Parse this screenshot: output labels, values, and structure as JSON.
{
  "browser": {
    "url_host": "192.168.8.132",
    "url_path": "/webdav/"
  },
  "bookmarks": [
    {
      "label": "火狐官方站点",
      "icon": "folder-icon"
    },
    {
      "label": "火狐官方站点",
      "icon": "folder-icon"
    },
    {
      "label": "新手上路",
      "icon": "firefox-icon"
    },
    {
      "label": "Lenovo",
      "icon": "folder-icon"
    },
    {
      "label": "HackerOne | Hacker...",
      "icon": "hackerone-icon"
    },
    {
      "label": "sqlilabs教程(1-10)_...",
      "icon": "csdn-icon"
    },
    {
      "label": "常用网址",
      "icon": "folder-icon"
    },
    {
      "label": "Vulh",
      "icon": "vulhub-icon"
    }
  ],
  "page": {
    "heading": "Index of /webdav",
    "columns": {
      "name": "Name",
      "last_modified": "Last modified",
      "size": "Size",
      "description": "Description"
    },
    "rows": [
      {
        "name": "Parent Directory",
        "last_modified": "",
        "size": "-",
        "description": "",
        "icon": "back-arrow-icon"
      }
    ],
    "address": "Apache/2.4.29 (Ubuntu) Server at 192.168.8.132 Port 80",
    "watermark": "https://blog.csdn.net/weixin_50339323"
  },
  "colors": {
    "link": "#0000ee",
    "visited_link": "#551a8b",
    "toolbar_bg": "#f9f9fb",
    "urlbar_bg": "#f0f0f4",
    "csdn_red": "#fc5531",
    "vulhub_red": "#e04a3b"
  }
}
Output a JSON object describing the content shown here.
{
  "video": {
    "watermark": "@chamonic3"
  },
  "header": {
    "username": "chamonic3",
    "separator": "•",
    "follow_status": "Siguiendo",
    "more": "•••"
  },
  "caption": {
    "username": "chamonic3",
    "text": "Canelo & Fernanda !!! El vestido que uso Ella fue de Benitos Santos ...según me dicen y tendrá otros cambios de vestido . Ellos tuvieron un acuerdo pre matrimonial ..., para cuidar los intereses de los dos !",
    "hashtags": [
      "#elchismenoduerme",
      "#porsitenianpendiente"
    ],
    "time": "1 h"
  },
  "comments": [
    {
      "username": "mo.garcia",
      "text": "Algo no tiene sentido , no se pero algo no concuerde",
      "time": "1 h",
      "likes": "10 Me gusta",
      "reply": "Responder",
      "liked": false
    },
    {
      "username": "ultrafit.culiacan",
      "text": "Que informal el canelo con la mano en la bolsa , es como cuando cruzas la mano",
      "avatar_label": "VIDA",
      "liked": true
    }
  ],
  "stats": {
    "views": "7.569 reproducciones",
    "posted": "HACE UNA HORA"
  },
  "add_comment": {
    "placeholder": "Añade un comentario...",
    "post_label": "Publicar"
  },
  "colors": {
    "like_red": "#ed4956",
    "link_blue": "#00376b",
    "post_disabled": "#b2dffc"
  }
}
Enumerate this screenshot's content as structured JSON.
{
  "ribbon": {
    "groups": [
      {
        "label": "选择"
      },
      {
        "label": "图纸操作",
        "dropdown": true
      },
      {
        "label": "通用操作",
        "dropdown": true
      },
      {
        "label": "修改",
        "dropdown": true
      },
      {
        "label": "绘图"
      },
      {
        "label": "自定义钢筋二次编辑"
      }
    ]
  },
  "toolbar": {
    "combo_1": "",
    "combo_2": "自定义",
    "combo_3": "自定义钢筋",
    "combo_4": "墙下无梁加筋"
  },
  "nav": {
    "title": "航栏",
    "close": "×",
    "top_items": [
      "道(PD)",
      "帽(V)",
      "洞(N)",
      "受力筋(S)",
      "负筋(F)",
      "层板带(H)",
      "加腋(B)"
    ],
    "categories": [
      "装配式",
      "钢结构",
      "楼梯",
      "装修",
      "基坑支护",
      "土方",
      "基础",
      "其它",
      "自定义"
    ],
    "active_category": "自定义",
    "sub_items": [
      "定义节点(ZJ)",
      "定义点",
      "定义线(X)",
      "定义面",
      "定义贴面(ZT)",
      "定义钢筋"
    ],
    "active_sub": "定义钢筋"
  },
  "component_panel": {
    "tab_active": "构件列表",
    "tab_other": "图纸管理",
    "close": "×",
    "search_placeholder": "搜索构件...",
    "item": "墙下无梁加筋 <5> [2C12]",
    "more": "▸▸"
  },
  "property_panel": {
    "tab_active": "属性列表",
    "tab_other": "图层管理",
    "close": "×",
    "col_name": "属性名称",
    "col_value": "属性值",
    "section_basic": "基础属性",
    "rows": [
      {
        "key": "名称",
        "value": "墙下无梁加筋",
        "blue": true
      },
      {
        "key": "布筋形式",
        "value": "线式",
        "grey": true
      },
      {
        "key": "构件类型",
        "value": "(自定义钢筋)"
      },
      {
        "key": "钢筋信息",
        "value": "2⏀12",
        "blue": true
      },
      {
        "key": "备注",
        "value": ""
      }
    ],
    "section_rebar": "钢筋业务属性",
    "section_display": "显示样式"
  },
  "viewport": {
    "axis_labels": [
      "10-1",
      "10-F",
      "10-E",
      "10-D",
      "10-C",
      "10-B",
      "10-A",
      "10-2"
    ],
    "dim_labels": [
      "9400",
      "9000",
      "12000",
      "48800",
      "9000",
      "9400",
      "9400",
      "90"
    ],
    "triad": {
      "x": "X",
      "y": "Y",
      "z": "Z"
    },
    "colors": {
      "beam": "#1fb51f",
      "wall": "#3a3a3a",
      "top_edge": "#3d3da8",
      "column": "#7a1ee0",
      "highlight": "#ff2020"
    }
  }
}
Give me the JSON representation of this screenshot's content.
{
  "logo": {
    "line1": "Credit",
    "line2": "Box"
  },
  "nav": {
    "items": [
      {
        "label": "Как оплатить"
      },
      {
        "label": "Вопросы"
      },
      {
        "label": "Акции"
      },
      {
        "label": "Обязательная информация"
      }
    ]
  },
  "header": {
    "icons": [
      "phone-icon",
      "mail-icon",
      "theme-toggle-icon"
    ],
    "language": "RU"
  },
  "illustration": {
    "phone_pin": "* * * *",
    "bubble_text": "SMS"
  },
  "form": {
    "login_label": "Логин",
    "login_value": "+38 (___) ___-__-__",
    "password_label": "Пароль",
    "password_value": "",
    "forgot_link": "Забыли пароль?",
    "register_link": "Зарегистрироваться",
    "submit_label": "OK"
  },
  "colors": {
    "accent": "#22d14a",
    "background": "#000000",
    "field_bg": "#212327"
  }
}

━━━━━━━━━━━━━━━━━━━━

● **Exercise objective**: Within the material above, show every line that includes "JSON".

● **Problem solution**:
Parse this screenshot: output labels, values, and structure as JSON.
Output a JSON object describing the content shown here.
Enumerate this screenshot's content as structured JSON.
Give me the JSON representation of this screenshot's content.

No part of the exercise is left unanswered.